_Task to carry out_
Output all of the records exactly as written.

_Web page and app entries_
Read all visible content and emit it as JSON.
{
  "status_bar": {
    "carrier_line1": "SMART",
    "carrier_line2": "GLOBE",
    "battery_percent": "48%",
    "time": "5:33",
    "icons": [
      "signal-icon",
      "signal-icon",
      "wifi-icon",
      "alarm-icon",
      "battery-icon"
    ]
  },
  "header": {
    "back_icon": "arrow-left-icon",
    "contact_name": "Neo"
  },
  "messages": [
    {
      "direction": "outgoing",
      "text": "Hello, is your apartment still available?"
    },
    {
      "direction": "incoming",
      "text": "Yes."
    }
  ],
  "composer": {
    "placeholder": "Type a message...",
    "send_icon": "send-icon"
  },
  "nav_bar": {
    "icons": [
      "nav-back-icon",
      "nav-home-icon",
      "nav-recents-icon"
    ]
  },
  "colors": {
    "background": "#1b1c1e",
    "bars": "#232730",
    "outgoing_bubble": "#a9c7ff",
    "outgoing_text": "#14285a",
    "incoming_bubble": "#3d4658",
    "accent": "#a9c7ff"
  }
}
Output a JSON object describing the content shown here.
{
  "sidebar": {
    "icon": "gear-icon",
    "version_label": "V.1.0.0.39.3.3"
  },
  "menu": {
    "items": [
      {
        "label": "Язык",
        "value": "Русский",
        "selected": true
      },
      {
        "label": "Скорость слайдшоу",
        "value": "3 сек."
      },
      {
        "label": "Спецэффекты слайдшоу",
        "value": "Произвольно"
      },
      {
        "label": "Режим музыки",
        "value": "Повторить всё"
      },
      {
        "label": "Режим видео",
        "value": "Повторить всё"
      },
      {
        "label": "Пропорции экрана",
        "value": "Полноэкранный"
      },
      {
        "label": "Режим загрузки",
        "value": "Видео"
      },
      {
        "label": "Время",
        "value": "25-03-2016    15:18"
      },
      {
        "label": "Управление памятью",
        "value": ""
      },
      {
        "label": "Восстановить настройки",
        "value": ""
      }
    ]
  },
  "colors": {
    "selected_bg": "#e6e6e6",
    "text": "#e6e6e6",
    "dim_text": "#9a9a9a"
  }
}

_Expected answer_
Read all visible content and emit it as JSON.
{
  "status_bar": {
    "carrier_line1": "SMART",
    "carrier_line2": "GLOBE",
    "battery_percent": "48%",
    "time": "5:33",
    "icons": [
      "signal-icon",
      "signal-icon",
      "wifi-icon",
      "alarm-icon",
      "battery-icon"
    ]
  },
  "header": {
    "back_icon": "arrow-left-icon",
    "contact_name": "Neo"
  },
  "messages": [
    {
      "direction": "outgoing",
      "text": "Hello, is your apartment still available?"
    },
    {
      "direction": "incoming",
      "text": "Yes."
    }
  ],
  "composer": {
    "placeholder": "Type a message...",
    "send_icon": "send-icon"
  },
  "nav_bar": {
    "icons": [
      "nav-back-icon",
      "nav-home-icon",
      "nav-recents-icon"
    ]
  },
  "colors": {
    "background": "#1b1c1e",
    "bars": "#232730",
    "outgoing_bubble": "#a9c7ff",
    "outgoing_text": "#14285a",
    "incoming_bubble": "#3d4658",
    "accent": "#a9c7ff"
  }
}
Output a JSON object describing the content shown here.
{
  "sidebar": {
    "icon": "gear-icon",
    "version_label": "V.1.0.0.39.3.3"
  },
  "menu": {
    "items": [
      {
        "label": "Язык",
        "value": "Русский",
        "selected": true
      },
      {
        "label": "Скорость слайдшоу",
        "value": "3 сек."
      },
      {
        "label": "Спецэффекты слайдшоу",
        "value": "Произвольно"
      },
      {
        "label": "Режим музыки",
        "value": "Повторить всё"
      },
      {
        "label": "Режим видео",
        "value": "Повторить всё"
      },
      {
        "label": "Пропорции экрана",
        "value": "Полноэкранный"
      },
      {
        "label": "Режим загрузки",
        "value": "Видео"
      },
      {
        "label": "Время",
        "value": "25-03-2016    15:18"
      },
      {
        "label": "Управление памятью",
        "value": ""
      },
      {
        "label": "Восстановить настройки",
        "value": ""
      }
    ]
  },
  "colors": {
    "selected_bg": "#e6e6e6",
    "text": "#e6e6e6",
    "dim_text": "#9a9a9a"
  }
}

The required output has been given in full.